● Exercise brief: Word for word, set down every record that appears below.

● Supplied data:
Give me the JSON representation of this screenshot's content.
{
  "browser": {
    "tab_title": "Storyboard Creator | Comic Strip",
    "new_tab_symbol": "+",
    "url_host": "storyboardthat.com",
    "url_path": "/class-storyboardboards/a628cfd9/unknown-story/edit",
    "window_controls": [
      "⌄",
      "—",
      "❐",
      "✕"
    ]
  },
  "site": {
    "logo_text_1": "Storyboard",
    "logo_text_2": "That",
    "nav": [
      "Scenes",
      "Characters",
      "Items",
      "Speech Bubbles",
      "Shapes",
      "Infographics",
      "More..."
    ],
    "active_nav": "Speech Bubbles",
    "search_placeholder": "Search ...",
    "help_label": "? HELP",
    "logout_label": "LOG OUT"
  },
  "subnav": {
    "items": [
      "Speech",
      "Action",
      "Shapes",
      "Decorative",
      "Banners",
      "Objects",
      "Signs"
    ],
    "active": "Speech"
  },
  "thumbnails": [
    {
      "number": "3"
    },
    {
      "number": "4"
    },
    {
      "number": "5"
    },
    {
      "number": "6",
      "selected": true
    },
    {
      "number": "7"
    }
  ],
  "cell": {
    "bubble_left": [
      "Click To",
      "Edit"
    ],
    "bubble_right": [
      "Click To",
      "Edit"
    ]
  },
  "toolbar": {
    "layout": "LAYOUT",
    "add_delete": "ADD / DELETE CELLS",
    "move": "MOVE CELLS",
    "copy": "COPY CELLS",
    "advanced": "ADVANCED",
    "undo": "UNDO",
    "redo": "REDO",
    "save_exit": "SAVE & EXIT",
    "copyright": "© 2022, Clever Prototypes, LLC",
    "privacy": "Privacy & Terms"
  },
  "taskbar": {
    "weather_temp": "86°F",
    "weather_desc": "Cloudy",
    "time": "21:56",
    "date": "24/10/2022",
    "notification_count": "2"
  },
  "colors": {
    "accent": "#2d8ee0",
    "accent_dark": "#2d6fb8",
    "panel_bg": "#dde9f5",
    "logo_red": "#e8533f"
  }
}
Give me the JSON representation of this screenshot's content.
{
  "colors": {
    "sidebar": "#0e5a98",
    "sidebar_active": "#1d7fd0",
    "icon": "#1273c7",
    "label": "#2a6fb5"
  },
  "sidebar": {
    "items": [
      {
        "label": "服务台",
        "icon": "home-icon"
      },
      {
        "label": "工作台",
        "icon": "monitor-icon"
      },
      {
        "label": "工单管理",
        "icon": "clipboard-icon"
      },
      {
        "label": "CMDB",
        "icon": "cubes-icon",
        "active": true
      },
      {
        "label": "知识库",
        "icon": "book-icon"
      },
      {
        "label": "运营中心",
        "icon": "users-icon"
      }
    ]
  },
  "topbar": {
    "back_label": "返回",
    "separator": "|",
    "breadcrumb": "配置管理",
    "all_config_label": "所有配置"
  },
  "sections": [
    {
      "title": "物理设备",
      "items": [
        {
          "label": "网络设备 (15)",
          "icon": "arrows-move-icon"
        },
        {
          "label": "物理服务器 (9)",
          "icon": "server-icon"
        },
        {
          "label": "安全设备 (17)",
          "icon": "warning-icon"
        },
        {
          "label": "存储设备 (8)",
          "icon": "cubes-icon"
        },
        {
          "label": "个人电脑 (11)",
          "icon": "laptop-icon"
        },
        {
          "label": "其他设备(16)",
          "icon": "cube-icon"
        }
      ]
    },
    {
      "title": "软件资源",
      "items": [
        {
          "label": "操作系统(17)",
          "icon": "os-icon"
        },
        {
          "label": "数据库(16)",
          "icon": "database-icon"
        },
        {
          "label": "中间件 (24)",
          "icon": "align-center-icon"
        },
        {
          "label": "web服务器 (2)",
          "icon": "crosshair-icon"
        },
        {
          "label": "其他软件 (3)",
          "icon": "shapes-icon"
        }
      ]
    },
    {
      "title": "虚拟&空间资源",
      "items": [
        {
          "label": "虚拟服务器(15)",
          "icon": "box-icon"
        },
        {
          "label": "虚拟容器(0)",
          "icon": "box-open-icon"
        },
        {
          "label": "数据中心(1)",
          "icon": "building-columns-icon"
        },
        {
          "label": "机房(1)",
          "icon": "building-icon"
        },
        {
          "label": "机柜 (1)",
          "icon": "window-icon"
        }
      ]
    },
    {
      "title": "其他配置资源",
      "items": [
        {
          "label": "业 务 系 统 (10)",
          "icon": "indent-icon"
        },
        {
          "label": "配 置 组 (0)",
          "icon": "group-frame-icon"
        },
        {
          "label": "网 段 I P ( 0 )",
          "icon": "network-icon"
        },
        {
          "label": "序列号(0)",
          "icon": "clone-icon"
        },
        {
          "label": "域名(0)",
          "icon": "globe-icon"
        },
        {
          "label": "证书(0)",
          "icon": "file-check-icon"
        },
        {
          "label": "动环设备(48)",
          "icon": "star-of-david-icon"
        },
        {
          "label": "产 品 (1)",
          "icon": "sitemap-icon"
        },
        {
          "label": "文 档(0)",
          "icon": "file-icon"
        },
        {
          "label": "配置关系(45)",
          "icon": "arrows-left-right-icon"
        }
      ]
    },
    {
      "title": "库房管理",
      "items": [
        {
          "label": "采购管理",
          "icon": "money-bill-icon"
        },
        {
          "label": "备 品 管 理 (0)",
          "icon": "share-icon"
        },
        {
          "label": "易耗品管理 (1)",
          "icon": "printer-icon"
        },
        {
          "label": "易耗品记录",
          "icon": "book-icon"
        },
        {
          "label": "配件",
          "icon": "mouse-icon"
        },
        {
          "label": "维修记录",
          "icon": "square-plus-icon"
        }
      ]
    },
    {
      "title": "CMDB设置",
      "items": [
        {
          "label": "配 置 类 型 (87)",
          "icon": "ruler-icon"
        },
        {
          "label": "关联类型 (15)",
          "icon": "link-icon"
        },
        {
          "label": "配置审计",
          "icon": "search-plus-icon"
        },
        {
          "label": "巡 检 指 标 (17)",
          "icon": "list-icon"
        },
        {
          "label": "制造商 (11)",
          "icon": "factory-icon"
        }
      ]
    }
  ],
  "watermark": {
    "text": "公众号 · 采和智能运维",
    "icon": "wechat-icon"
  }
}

● Answer section:
Give me the JSON representation of this screenshot's content.
{
  "browser": {
    "tab_title": "Storyboard Creator | Comic Strip",
    "new_tab_symbol": "+",
    "url_host": "storyboardthat.com",
    "url_path": "/class-storyboardboards/a628cfd9/unknown-story/edit",
    "window_controls": [
      "⌄",
      "—",
      "❐",
      "✕"
    ]
  },
  "site": {
    "logo_text_1": "Storyboard",
    "logo_text_2": "That",
    "nav": [
      "Scenes",
      "Characters",
      "Items",
      "Speech Bubbles",
      "Shapes",
      "Infographics",
      "More..."
    ],
    "active_nav": "Speech Bubbles",
    "search_placeholder": "Search ...",
    "help_label": "? HELP",
    "logout_label": "LOG OUT"
  },
  "subnav": {
    "items": [
      "Speech",
      "Action",
      "Shapes",
      "Decorative",
      "Banners",
      "Objects",
      "Signs"
    ],
    "active": "Speech"
  },
  "thumbnails": [
    {
      "number": "3"
    },
    {
      "number": "4"
    },
    {
      "number": "5"
    },
    {
      "number": "6",
      "selected": true
    },
    {
      "number": "7"
    }
  ],
  "cell": {
    "bubble_left": [
      "Click To",
      "Edit"
    ],
    "bubble_right": [
      "Click To",
      "Edit"
    ]
  },
  "toolbar": {
    "layout": "LAYOUT",
    "add_delete": "ADD / DELETE CELLS",
    "move": "MOVE CELLS",
    "copy": "COPY CELLS",
    "advanced": "ADVANCED",
    "undo": "UNDO",
    "redo": "REDO",
    "save_exit": "SAVE & EXIT",
    "copyright": "© 2022, Clever Prototypes, LLC",
    "privacy": "Privacy & Terms"
  },
  "taskbar": {
    "weather_temp": "86°F",
    "weather_desc": "Cloudy",
    "time": "21:56",
    "date": "24/10/2022",
    "notification_count": "2"
  },
  "colors": {
    "accent": "#2d8ee0",
    "accent_dark": "#2d6fb8",
    "panel_bg": "#dde9f5",
    "logo_red": "#e8533f"
  }
}
Give me the JSON representation of this screenshot's content.
{
  "colors": {
    "sidebar": "#0e5a98",
    "sidebar_active": "#1d7fd0",
    "icon": "#1273c7",
    "label": "#2a6fb5"
  },
  "sidebar": {
    "items": [
      {
        "label": "服务台",
        "icon": "home-icon"
      },
      {
        "label": "工作台",
        "icon": "monitor-icon"
      },
      {
        "label": "工单管理",
        "icon": "clipboard-icon"
      },
      {
        "label": "CMDB",
        "icon": "cubes-icon",
        "active": true
      },
      {
        "label": "知识库",
        "icon": "book-icon"
      },
      {
        "label": "运营中心",
        "icon": "users-icon"
      }
    ]
  },
  "topbar": {
    "back_label": "返回",
    "separator": "|",
    "breadcrumb": "配置管理",
    "all_config_label": "所有配置"
  },
  "sections": [
    {
      "title": "物理设备",
      "items": [
        {
          "label": "网络设备 (15)",
          "icon": "arrows-move-icon"
        },
        {
          "label": "物理服务器 (9)",
          "icon": "server-icon"
        },
        {
          "label": "安全设备 (17)",
          "icon": "warning-icon"
        },
        {
          "label": "存储设备 (8)",
          "icon": "cubes-icon"
        },
        {
          "label": "个人电脑 (11)",
          "icon": "laptop-icon"
        },
        {
          "label": "其他设备(16)",
          "icon": "cube-icon"
        }
      ]
    },
    {
      "title": "软件资源",
      "items": [
        {
          "label": "操作系统(17)",
          "icon": "os-icon"
        },
        {
          "label": "数据库(16)",
          "icon": "database-icon"
        },
        {
          "label": "中间件 (24)",
          "icon": "align-center-icon"
        },
        {
          "label": "web服务器 (2)",
          "icon": "crosshair-icon"
        },
        {
          "label": "其他软件 (3)",
          "icon": "shapes-icon"
        }
      ]
    },
    {
      "title": "虚拟&空间资源",
      "items": [
        {
          "label": "虚拟服务器(15)",
          "icon": "box-icon"
        },
        {
          "label": "虚拟容器(0)",
          "icon": "box-open-icon"
        },
        {
          "label": "数据中心(1)",
          "icon": "building-columns-icon"
        },
        {
          "label": "机房(1)",
          "icon": "building-icon"
        },
        {
          "label": "机柜 (1)",
          "icon": "window-icon"
        }
      ]
    },
    {
      "title": "其他配置资源",
      "items": [
        {
          "label": "业 务 系 统 (10)",
          "icon": "indent-icon"
        },
        {
          "label": "配 置 组 (0)",
          "icon": "group-frame-icon"
        },
        {
          "label": "网 段 I P ( 0 )",
          "icon": "network-icon"
        },
        {
          "label": "序列号(0)",
          "icon": "clone-icon"
        },
        {
          "label": "域名(0)",
          "icon": "globe-icon"
        },
        {
          "label": "证书(0)",
          "icon": "file-check-icon"
        },
        {
          "label": "动环设备(48)",
          "icon": "star-of-david-icon"
        },
        {
          "label": "产 品 (1)",
          "icon": "sitemap-icon"
        },
        {
          "label": "文 档(0)",
          "icon": "file-icon"
        },
        {
          "label": "配置关系(45)",
          "icon": "arrows-left-right-icon"
        }
      ]
    },
    {
      "title": "库房管理",
      "items": [
        {
          "label": "采购管理",
          "icon": "money-bill-icon"
        },
        {
          "label": "备 品 管 理 (0)",
          "icon": "share-icon"
        },
        {
          "label": "易耗品管理 (1)",
          "icon": "printer-icon"
        },
        {
          "label": "易耗品记录",
          "icon": "book-icon"
        },
        {
          "label": "配件",
          "icon": "mouse-icon"
        },
        {
          "label": "维修记录",
          "icon": "square-plus-icon"
        }
      ]
    },
    {
      "title": "CMDB设置",
      "items": [
        {
          "label": "配 置 类 型 (87)",
          "icon": "ruler-icon"
        },
        {
          "label": "关联类型 (15)",
          "icon": "link-icon"
        },
        {
          "label": "配置审计",
          "icon": "search-plus-icon"
        },
        {
          "label": "巡 检 指 标 (17)",
          "icon": "list-icon"
        },
        {
          "label": "制造商 (11)",
          "icon": "factory-icon"
        }
      ]
    }
  ],
  "watermark": {
    "text": "公众号 · 采和智能运维",
    "icon": "wechat-icon"
  }
}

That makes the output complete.